LOS ANGELES – Sheriff Alex Villanueva held an online press conference Wednesday and addressed a variety of subjects in what he suggested was evidence against criticism that his department lacks transparency.
Villanueva failed, however, to address a critical subject of concern — a motion by the Los Angeles County Board of Supervisors to explore removing him for, among other reasons, a lack of transparency. He said the act of hosting the livestreamed event on Facebook and Instagram was proof of the contrary.
“I’m taking questions from the community,” he said, directly referencing the board’s qualms with his leadership. “Every elected official should be doing this.”
A proposal authored by Supervisor Mark Ridley-Thomas seeks to sideline or even remove Villanueva from his post, but was officially delayed by two weeks on Tuesday so that the board could explore its options.
Ridley-Thomas has derided the sheriff for being unable to balance his budget, and for blocking independent investigations into the deputy-involved shootings of Andres Guardado, Dijon Kizzee and Fred Williams — people of color from low-income neighborhoods.
During Wednesday’s video chat, Villanueva was asked about Measure J — a ballot initiative which would set aside 10% of locally generated unrestricted cash in county coffers for incarceration alternatives — but he declined to take a stance on it, instead, taking the opportunity to slam the Board of Supervisors for previously cutting his budget.
“There isn’t a pretty way around it,” he said, suggesting that Measure J would mean a cumulative 20% budget reduction during his tenure, and lead to 1,200 job cuts.
On multiple occasions during the livestream, Villanueva slammed efforts to move to more community-based models of policing in the county. And he said didn’t shy away from controversial questions.
When a caller asked about “murderous officers” he responded, “Everyone’s entitled to their own opinion but not their own set of facts.”
When someone asked whether he was making strategic plans for the potential of further local activism following the police killing of Walter Wallace — a Black man, in Philadelphia — the sheriff revealed his uncertainty about the situation there, saying “Not too sure about what’s going on.” He asked an aide, “Do we know what’s going on in Philadelphia?”
When told, he replied, “Oh, civil unrest. OK,” and said he would draw on lessons from the 1992 Los Angeles riots, including quick action to quell unruly behavior.
“What we’re not gonna do is have your peaceful protest marred by the knuckleheads that show up in football gear that want to make a statement, and start throwing things at law enforcement,” he said. “And if you had some point you wanted to make, well, it wasn’t heard because now you’re in jail … They want to be heard at midnight wearing football gear. I’m sorry, we’re not listening for that.”

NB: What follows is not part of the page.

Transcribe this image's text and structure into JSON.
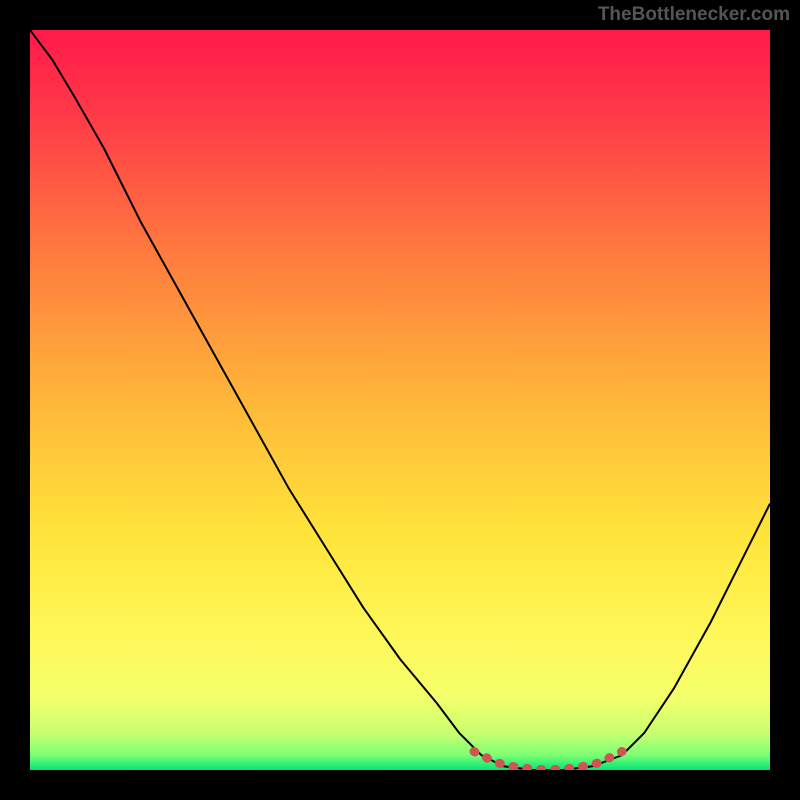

He also outlined emerging protocols for releasing body-worn camera video, and pledged to do so promptly. Four tests must be met, he said, before the footage would be made public. One: All video must be collected from the crime scene, including body cameras; two: Preliminary coroner’s report must be released; three: All witnesses and suspects must be interviewed; and four: All evidence must be collected and search warrants executed.
A total of 800 body-worn cameras have been deployed across L.A. county sheriff’s stations, he said. On Nov. 2, more stations would begin receiving the technology.
The sheriff also noted that homicides are on the rise, with more than a 22% increase over this time last year in sheriff-contracted communities. He took another swipe at his critics, adding, “It’s not going to go away because we wish that social workers were out there handling our business.”
He added that arson was up 11%, and that grand theft auto was also trending up.
Regarding the coronavirus, he said that a sworn deputy and two professional employees were in the hospital with the COVID-19 and that to date, 1,025 employees have been confirmed to have contracted the disease — 781 in quarantine and 2,992 having returned to work. One professional staff member died of the disease. He added that 30 employees in high-risk categories were telecommuting.
He also provided an update on a deputy who was dragged by a motorist during a vehicle stop in the unincorporated Westmont area of South Los Angeles. The woman at the wheel of the vehicle was arrested shortly thereafter, and the deputy was hospitalized with non-life-threatening injuries. Villanueva said she suffered some “road rash” and bumps and bruises, but was recovering.